  4. Listen/watch the best investing podcasts: I’ve compiled a list of what I think are the best investing podcasts on iTunes.  But there are many more great ones.  I interview a lot of these experts on Tradestreaming Radio, too.  StockTwits TV in general and Abnormal Returns TV (from Abnormal Returns) are also great for access to true experts in their domains.

I’m sending my kid to high school.  Like James Altucher, I don’t know if I’ll send him to college.  There is so much information readily available to investors, you can get a degree in hard knocks if your’re diligent and interested.

You just have to plug into the Tradestream.

Think Harvard was hard to get into from China?

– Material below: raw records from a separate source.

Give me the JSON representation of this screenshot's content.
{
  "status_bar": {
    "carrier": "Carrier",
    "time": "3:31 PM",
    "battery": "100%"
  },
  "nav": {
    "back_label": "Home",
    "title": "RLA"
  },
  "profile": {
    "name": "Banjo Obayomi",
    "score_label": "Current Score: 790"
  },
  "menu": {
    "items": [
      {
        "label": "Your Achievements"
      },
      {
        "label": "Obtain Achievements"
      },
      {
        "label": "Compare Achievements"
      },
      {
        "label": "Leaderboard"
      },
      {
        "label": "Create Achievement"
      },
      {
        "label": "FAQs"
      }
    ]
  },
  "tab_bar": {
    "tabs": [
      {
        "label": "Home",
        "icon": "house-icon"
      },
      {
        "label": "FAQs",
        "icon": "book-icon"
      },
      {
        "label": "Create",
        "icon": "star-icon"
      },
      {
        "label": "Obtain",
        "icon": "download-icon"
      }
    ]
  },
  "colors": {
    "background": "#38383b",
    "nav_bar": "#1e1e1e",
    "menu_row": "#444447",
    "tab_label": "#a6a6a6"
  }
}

Try McDonalds U

Americans continue to spend oodles and oodles of money to send their children to get undergraduate degrees.  The NYT reported that college seniors had an average of $24k of debt when they graduated.

We’re not the only ones.  According to Bloomberg, getting into a McDonald’s run training program has a lower acceptance rate than high school seniors applying to Harvard:

“I’m thrilled and proud to attend Hamburger University,” said Zhou, who in 2007 started as a management trainee in the central Chinese city of Changsha, a job for which she and seven others were among 1,000 applicants. That’s a selection rate of less than 1 percent, lower than Harvard University’s record low acceptance rate last year of about 7 percent, according to the school’s official newspaper.

All this — in spite of recent evidence confirming the obvious  in Academically Adrift: Limited Learning on College Campuses (Amazon affiliate link) that (surprise!), college students, well, just don’t learn that much

…for nearly half of undergraduates, the freshman and sophomore years result in absolutely no significant gains in skills like critical thinking, writing, and complex reasoning. (Vanity Fair)

Challenging ‘College for Everyone’

Well, Chinese aspiration may account for the competitiveness in college admissions there.  Plus, working for an renown US firm like McDonalds has its perks.  But are we nuts?

Growing voices are challenging the standard of universal college education and it’s > $100,000 price tag.  For one thing, the investment in human capital just doesn’t seem to pay a large enough return.  If you just took the same money and parked it in a savings account, over a lifetime, you’d end up doing better than the $800k a college grad could expect to out-earn his boorish counterpart.

Plus, according to the National Inflation Association, tuition costs have been raised over 29% the last four years (though actual tuition paid seems to be decreasing) — it’s getting even harder to make the numbers work.

Education may be the single best investment a society can make – but maybe we’re just going about it all wrong.  The European system is different — only top students continue on to university while others get more training in the trades.  With the Internet and the ability to start a business on a shoestring, maybe we’re going about it all wrong?

Education is a real good, just not institutional education.  That’s what I tell my kids.  Last night, my 13 yr old son took an old woofer of mine and wired it so he could directly play his iPod from the woofer.  How? He looked on YouTube, spliced, and tried it on his own.  With the vast amount of education material online, a motivated student could do a lot on their own.

Of course, many children (ugh, mine included) lack initiative to tackle learning on their own.  But college doesn’t instill this anymore, anyway.

So, count me in the don’t-need-to-go-to-college-anymore.  You may not be hired by a bulge bracket I-Banking firm.  But hey, there’s more respectable other ways to make a living.


New Study Confirms the Obvious: First Two Years of College Spent Sleeping and Partying (Vanity Fair)

Getting into Harvard Easier than McDonald’s University in China (Bloomberg)

Don’t Send Your Kids to College (Altucher at Huff Post)

Is College Tuition Too Low (Economix/NYT)

Why Avoiding the Traditional Path of University Education will Help, Yes HELP, Your Children Survive the Next Five Years (Zero Hedge)